■ **WHAT IS NEEDED**: Give the data again exactly as written, skipping any pictures.

·····

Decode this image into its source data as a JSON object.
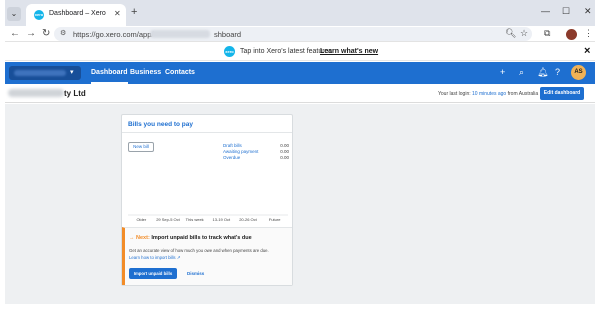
{
  "browser": {
    "tab_title": "Dashboard – Xero",
    "url": "https://go.xero.com/app/",
    "url_tail": "shboard",
    "favicon_text": "xero"
  },
  "banner": {
    "message": "Tap into Xero's latest features.",
    "link": "Learn what's new"
  },
  "nav": {
    "items": [
      "Dashboard",
      "Business",
      "Contacts"
    ],
    "avatar_initials": "AS"
  },
  "org": {
    "name_suffix": "ty Ltd",
    "last_login_prefix": "Your last login:",
    "last_login_ago": "10 minutes ago",
    "last_login_suffix": "from Australia",
    "edit_button": "Edit dashboard"
  },
  "bills_card": {
    "title": "Bills you need to pay",
    "new_bill": "New bill",
    "summary": [
      {
        "label": "Draft bills",
        "value": "0.00"
      },
      {
        "label": "Awaiting payment",
        "value": "0.00"
      },
      {
        "label": "Overdue",
        "value": "0.00"
      }
    ],
    "next": {
      "tag": "Next:",
      "title": "Import unpaid bills to track what's due",
      "description": "Get an accurate view of how much you owe and when payments are due.",
      "link": "Learn how to import bills",
      "import_button": "Import unpaid bills",
      "dismiss": "Dismiss"
    }
  },
  "chart_data": {
    "type": "bar",
    "categories": [
      "Older",
      "29 Sep-5 Oct",
      "This week",
      "13-19 Oct",
      "20-26 Oct",
      "Future"
    ],
    "values": [
      0,
      0,
      0,
      0,
      0,
      0
    ],
    "title": "",
    "xlabel": "",
    "ylabel": ""
  },
  "colors": {
    "brand_blue": "#1e6fd0",
    "accent_orange": "#f28c28",
    "xero_cyan": "#13b5ea"
  }
}
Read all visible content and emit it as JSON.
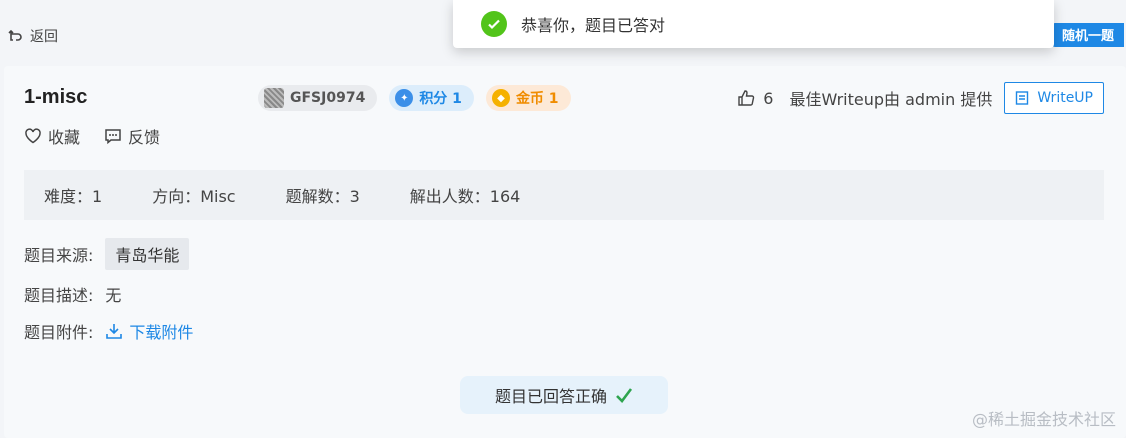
{
  "nav": {
    "back_label": "返回",
    "random_label": "随机一题"
  },
  "toast": {
    "message": "恭喜你，题目已答对"
  },
  "challenge": {
    "title": "1-misc",
    "tags": {
      "id": "GFSJ0974",
      "score": "积分 1",
      "gold": "金币 1"
    },
    "likes": "6",
    "writeup_credit": "最佳Writeup由 admin 提供",
    "writeup_button": "WriteUP",
    "favorite_label": "收藏",
    "feedback_label": "反馈",
    "stats": {
      "difficulty": "难度：1",
      "category": "方向：Misc",
      "solutions": "题解数：3",
      "solvers": "解出人数：164"
    },
    "source_label": "题目来源:",
    "source_value": "青岛华能",
    "desc_label": "题目描述:",
    "desc_value": "无",
    "attach_label": "题目附件:",
    "attach_link": "下载附件",
    "status": "题目已回答正确"
  },
  "watermark": "@稀土掘金技术社区",
  "colors": {
    "accent": "#1e88e5",
    "success": "#52c41a",
    "gold": "#f08c00"
  }
}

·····

■ **WORKED SOLUTION**:
Decode this image into its source data as a JSON object.
{
  "browser": {
    "tab_title": "Dashboard – Xero",
    "url": "https://go.xero.com/app/",
    "url_tail": "shboard",
    "favicon_text": "xero"
  },
  "banner": {
    "message": "Tap into Xero's latest features.",
    "link": "Learn what's new"
  },
  "nav": {
    "items": [
      "Dashboard",
      "Business",
      "Contacts"
    ],
    "avatar_initials": "AS"
  },
  "org": {
    "name_suffix": "ty Ltd",
    "last_login_prefix": "Your last login:",
    "last_login_ago": "10 minutes ago",
    "last_login_suffix": "from Australia",
    "edit_button": "Edit dashboard"
  },
  "bills_card": {
    "title": "Bills you need to pay",
    "new_bill": "New bill",
    "summary": [
      {
        "label": "Draft bills",
        "value": "0.00"
      },
      {
        "label": "Awaiting payment",
        "value": "0.00"
      },
      {
        "label": "Overdue",
        "value": "0.00"
      }
    ],
    "next": {
      "tag": "Next:",
      "title": "Import unpaid bills to track what's due",
      "description": "Get an accurate view of how much you owe and when payments are due.",
      "link": "Learn how to import bills",
      "import_button": "Import unpaid bills",
      "dismiss": "Dismiss"
    }
  },
  "chart_data": {
    "type": "bar",
    "categories": [
      "Older",
      "29 Sep-5 Oct",
      "This week",
      "13-19 Oct",
      "20-26 Oct",
      "Future"
    ],
    "values": [
      0,
      0,
      0,
      0,
      0,
      0
    ],
    "title": "",
    "xlabel": "",
    "ylabel": ""
  },
  "colors": {
    "brand_blue": "#1e6fd0",
    "accent_orange": "#f28c28",
    "xero_cyan": "#13b5ea"
  }
}
Read all visible content and emit it as JSON.
{
  "nav": {
    "back_label": "返回",
    "random_label": "随机一题"
  },
  "toast": {
    "message": "恭喜你，题目已答对"
  },
  "challenge": {
    "title": "1-misc",
    "tags": {
      "id": "GFSJ0974",
      "score": "积分 1",
      "gold": "金币 1"
    },
    "likes": "6",
    "writeup_credit": "最佳Writeup由 admin 提供",
    "writeup_button": "WriteUP",
    "favorite_label": "收藏",
    "feedback_label": "反馈",
    "stats": {
      "difficulty": "难度：1",
      "category": "方向：Misc",
      "solutions": "题解数：3",
      "solvers": "解出人数：164"
    },
    "source_label": "题目来源:",
    "source_value": "青岛华能",
    "desc_label": "题目描述:",
    "desc_value": "无",
    "attach_label": "题目附件:",
    "attach_link": "下载附件",
    "status": "题目已回答正确"
  },
  "watermark": "@稀土掘金技术社区",
  "colors": {
    "accent": "#1e88e5",
    "success": "#52c41a",
    "gold": "#f08c00"
  }
}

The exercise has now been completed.